Exercise requirements: Return the data in full, exactly as it was written.

Records for this exercise:
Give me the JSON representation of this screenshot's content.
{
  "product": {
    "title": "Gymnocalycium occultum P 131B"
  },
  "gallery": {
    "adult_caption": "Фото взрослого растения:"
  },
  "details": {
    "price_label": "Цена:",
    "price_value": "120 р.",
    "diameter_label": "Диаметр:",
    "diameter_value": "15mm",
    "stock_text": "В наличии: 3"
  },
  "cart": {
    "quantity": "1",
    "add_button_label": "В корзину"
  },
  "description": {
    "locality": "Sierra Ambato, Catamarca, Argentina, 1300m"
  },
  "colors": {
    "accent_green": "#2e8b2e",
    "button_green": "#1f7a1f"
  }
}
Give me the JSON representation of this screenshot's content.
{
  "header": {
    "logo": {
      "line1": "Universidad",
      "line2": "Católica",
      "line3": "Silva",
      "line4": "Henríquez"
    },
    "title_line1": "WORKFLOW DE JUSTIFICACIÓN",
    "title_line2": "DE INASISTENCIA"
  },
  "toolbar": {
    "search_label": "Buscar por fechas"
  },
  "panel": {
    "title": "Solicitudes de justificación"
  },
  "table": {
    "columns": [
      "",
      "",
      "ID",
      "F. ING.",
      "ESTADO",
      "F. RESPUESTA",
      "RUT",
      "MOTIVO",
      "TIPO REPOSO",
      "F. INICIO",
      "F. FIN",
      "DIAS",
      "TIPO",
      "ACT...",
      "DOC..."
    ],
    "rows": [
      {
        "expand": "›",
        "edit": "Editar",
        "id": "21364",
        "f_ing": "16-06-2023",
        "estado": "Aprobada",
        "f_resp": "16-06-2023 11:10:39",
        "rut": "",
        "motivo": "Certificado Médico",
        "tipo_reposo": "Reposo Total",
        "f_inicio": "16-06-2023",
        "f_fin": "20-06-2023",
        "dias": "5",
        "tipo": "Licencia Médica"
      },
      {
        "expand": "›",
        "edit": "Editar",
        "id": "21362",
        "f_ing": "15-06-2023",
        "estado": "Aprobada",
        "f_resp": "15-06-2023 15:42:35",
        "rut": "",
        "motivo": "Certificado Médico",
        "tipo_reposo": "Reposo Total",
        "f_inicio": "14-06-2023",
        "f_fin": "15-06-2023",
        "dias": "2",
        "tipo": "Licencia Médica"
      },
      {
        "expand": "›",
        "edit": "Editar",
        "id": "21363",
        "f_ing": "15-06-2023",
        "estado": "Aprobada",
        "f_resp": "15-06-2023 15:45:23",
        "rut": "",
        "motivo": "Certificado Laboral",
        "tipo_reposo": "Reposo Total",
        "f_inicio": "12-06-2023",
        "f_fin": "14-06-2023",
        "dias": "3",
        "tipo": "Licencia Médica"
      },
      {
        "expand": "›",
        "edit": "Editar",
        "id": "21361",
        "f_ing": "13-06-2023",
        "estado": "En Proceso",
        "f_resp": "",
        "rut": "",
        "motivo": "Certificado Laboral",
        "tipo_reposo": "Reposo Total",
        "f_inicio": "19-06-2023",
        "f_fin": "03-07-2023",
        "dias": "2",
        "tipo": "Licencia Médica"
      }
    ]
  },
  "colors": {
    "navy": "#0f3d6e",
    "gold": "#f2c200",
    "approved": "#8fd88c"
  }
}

Written response:
Give me the JSON representation of this screenshot's content.
{
  "product": {
    "title": "Gymnocalycium occultum P 131B"
  },
  "gallery": {
    "adult_caption": "Фото взрослого растения:"
  },
  "details": {
    "price_label": "Цена:",
    "price_value": "120 р.",
    "diameter_label": "Диаметр:",
    "diameter_value": "15mm",
    "stock_text": "В наличии: 3"
  },
  "cart": {
    "quantity": "1",
    "add_button_label": "В корзину"
  },
  "description": {
    "locality": "Sierra Ambato, Catamarca, Argentina, 1300m"
  },
  "colors": {
    "accent_green": "#2e8b2e",
    "button_green": "#1f7a1f"
  }
}
Give me the JSON representation of this screenshot's content.
{
  "header": {
    "logo": {
      "line1": "Universidad",
      "line2": "Católica",
      "line3": "Silva",
      "line4": "Henríquez"
    },
    "title_line1": "WORKFLOW DE JUSTIFICACIÓN",
    "title_line2": "DE INASISTENCIA"
  },
  "toolbar": {
    "search_label": "Buscar por fechas"
  },
  "panel": {
    "title": "Solicitudes de justificación"
  },
  "table": {
    "columns": [
      "",
      "",
      "ID",
      "F. ING.",
      "ESTADO",
      "F. RESPUESTA",
      "RUT",
      "MOTIVO",
      "TIPO REPOSO",
      "F. INICIO",
      "F. FIN",
      "DIAS",
      "TIPO",
      "ACT...",
      "DOC..."
    ],
    "rows": [
      {
        "expand": "›",
        "edit": "Editar",
        "id": "21364",
        "f_ing": "16-06-2023",
        "estado": "Aprobada",
        "f_resp": "16-06-2023 11:10:39",
        "rut": "",
        "motivo": "Certificado Médico",
        "tipo_reposo": "Reposo Total",
        "f_inicio": "16-06-2023",
        "f_fin": "20-06-2023",
        "dias": "5",
        "tipo": "Licencia Médica"
      },
      {
        "expand": "›",
        "edit": "Editar",
        "id": "21362",
        "f_ing": "15-06-2023",
        "estado": "Aprobada",
        "f_resp": "15-06-2023 15:42:35",
        "rut": "",
        "motivo": "Certificado Médico",
        "tipo_reposo": "Reposo Total",
        "f_inicio": "14-06-2023",
        "f_fin": "15-06-2023",
        "dias": "2",
        "tipo": "Licencia Médica"
      },
      {
        "expand": "›",
        "edit": "Editar",
        "id": "21363",
        "f_ing": "15-06-2023",
        "estado": "Aprobada",
        "f_resp": "15-06-2023 15:45:23",
        "rut": "",
        "motivo": "Certificado Laboral",
        "tipo_reposo": "Reposo Total",
        "f_inicio": "12-06-2023",
        "f_fin": "14-06-2023",
        "dias": "3",
        "tipo": "Licencia Médica"
      },
      {
        "expand": "›",
        "edit": "Editar",
        "id": "21361",
        "f_ing": "13-06-2023",
        "estado": "En Proceso",
        "f_resp": "",
        "rut": "",
        "motivo": "Certificado Laboral",
        "tipo_reposo": "Reposo Total",
        "f_inicio": "19-06-2023",
        "f_fin": "03-07-2023",
        "dias": "2",
        "tipo": "Licencia Médica"
      }
    ]
  },
  "colors": {
    "navy": "#0f3d6e",
    "gold": "#f2c200",
    "approved": "#8fd88c"
  }
}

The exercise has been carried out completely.